When, many years ago, not long before the miners' strike, I learned my engineering it was at the hands of an astonishingly capable group of Yorkshiremen. My tutors had generally one thing in common; that they had all worked for the National Coal Board as mining, mechanical or electrical engineers. Their huge capability and quiet confidence meant that nothing was beyond them, absolutely nothing, - and this is hard to describe.
My teams these days in London follow a somewhat rigid and formulaic process in which each and every construction solution is prescribed and the design process is akin to bolting bits together from a variety of codes of practice and standard details. They never stray beyond the comfort of the standard and the proven. As a consequence, the whole tends to lack both simplicity and elegance as disparate elements are stuck together. It's safe, and low risk, and therefore cheap. But how differently those men from Yorkshire would have approached things.
One man was tasked with moving a massive dragline excavator about three miles. It had never been done before. The wisdom was that it would have to be disassembled and rebuilt, or scrapped and a new one built, both processes likely to take two years. He came up with a different answer; it would walk to its new home under its own power. For sure, a hill had to be flattened, several roads diverted, a new road built and the excavator converted to run from an 11,000 volt cable plugged into a nearby line of national grid pylons, but it could all be done in a year. And off it went, taking little 30" steps on its massive hydraulic feet.
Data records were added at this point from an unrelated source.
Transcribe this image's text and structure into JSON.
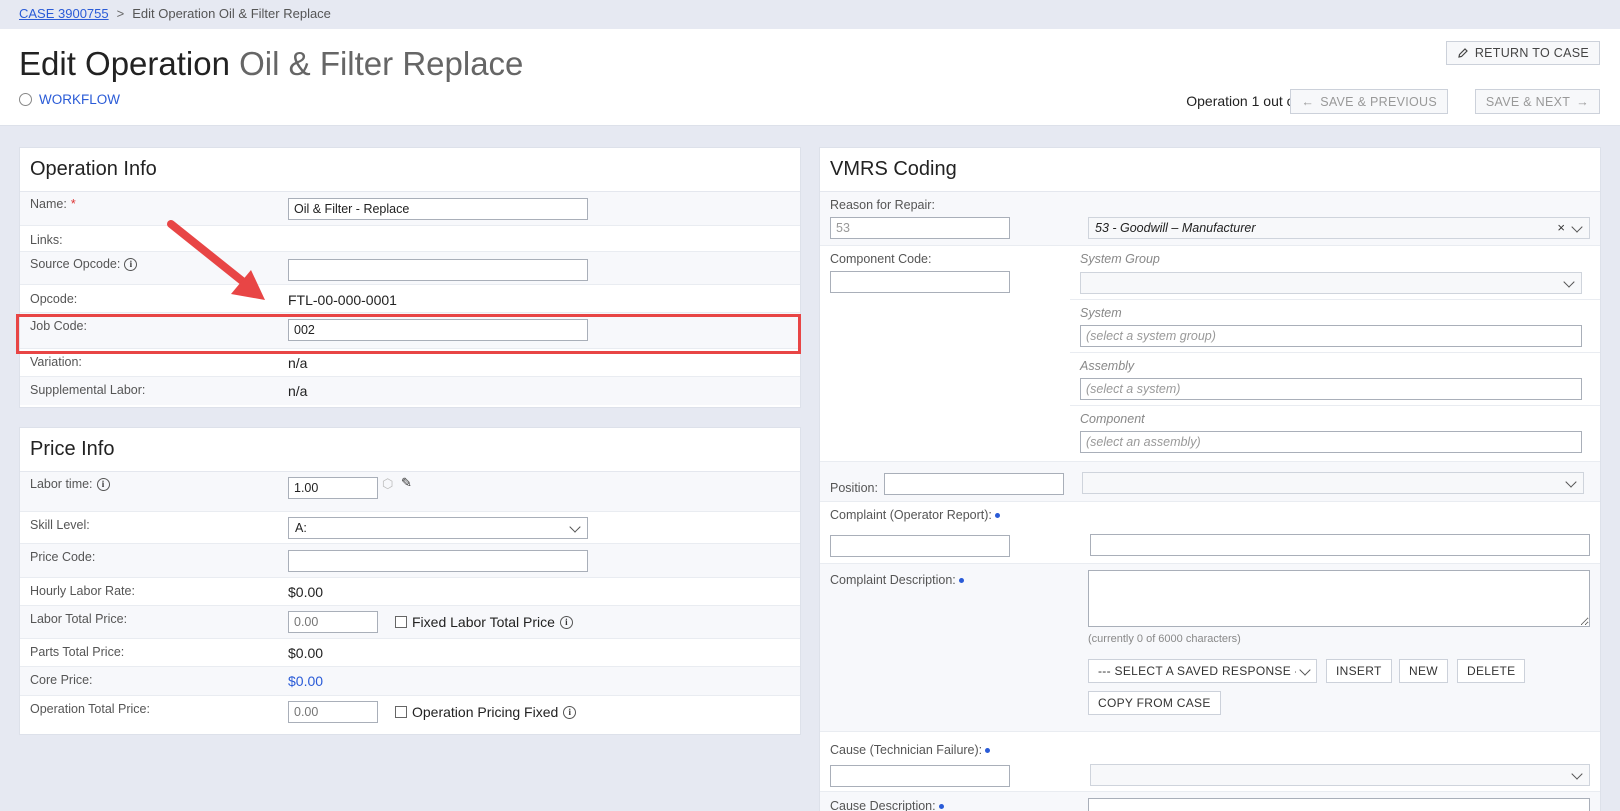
{
  "breadcrumb": {
    "case_link": "CASE 3900755",
    "separator": ">",
    "current": "Edit Operation Oil & Filter Replace"
  },
  "header": {
    "title_main": "Edit Operation",
    "title_sub": "Oil & Filter Replace",
    "workflow_label": "WORKFLOW",
    "return_label": "RETURN TO CASE",
    "op_count": "Operation 1 out of 1",
    "prev_label": "SAVE & PREVIOUS",
    "next_label": "SAVE & NEXT"
  },
  "operation_info": {
    "title": "Operation Info",
    "name_label": "Name:",
    "name_required": "*",
    "name_value": "Oil & Filter - Replace",
    "links_label": "Links:",
    "source_opcode_label": "Source Opcode:",
    "source_opcode_value": "",
    "opcode_label": "Opcode:",
    "opcode_value": "FTL-00-000-0001",
    "job_code_label": "Job Code:",
    "job_code_value": "002",
    "variation_label": "Variation:",
    "variation_value": "n/a",
    "supp_label": "Supplemental Labor:",
    "supp_value": "n/a"
  },
  "price_info": {
    "title": "Price Info",
    "labor_time_label": "Labor time:",
    "labor_time_value": "1.00",
    "skill_label": "Skill Level:",
    "skill_value": "A:",
    "price_code_label": "Price Code:",
    "price_code_value": "",
    "hourly_label": "Hourly Labor Rate:",
    "hourly_value": "$0.00",
    "labor_total_label": "Labor Total Price:",
    "labor_total_placeholder": "0.00",
    "fixed_labor_label": "Fixed Labor Total Price",
    "parts_total_label": "Parts Total Price:",
    "parts_total_value": "$0.00",
    "core_label": "Core Price:",
    "core_value": "$0.00",
    "op_total_label": "Operation Total Price:",
    "op_total_placeholder": "0.00",
    "op_fixed_label": "Operation Pricing Fixed"
  },
  "vmrs": {
    "title": "VMRS Coding",
    "reason_label": "Reason for Repair:",
    "reason_code": "53",
    "reason_select": "53 - Goodwill – Manufacturer",
    "component_label": "Component Code:",
    "system_group_label": "System Group",
    "system_label": "System",
    "system_placeholder": "(select a system group)",
    "assembly_label": "Assembly",
    "assembly_placeholder": "(select a system)",
    "component_sub_label": "Component",
    "component_placeholder": "(select an assembly)",
    "position_label": "Position:",
    "complaint_label": "Complaint (Operator Report):",
    "complaint_desc_label": "Complaint Description:",
    "char_count": "(currently 0 of 6000 characters)",
    "saved_response": "--- SELECT A SAVED RESPONSE ---",
    "insert_label": "INSERT",
    "new_label": "NEW",
    "delete_label": "DELETE",
    "copy_label": "COPY FROM CASE",
    "cause_label": "Cause (Technician Failure):",
    "cause_desc_label": "Cause Description:"
  }
}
This approach extended right through the engineering specialisms; in every garage and garden shed men were creating, innovating, welding and cutting, making where the South would buy. In Barnsley and Rochdale a twelve year-old could re-engine an old car and not be far off cutting new planetary gears for the transmission, and men who worked with 3.3kV TPN power networks at work saw nothing unusual in teaching their children how to install a 230v spur themselves. At dusk over Barnsley, the actinic crackle of arc welding light would twinkle from a thousand sheds. Alright, I exaggerate slightly. But not much. You had to live there to see what I mean - compared to the South of England, the difference was astonishing. Every man was a Fred Dibnah.
I'm lucky enough to have absorbed enough of this capability to have placed my problem solving skills at a premium here in London, but oh what we've lost as a nation if we've lost the capability of the men of the North like these. The pride of the North was well earned, and served Britain well. As this government is starting to realise that manufacturing exports, not consuming Chinese goods, is the answer to a strong and healthy economy I really hope that we haven't lost in a generation that which took a century to establish.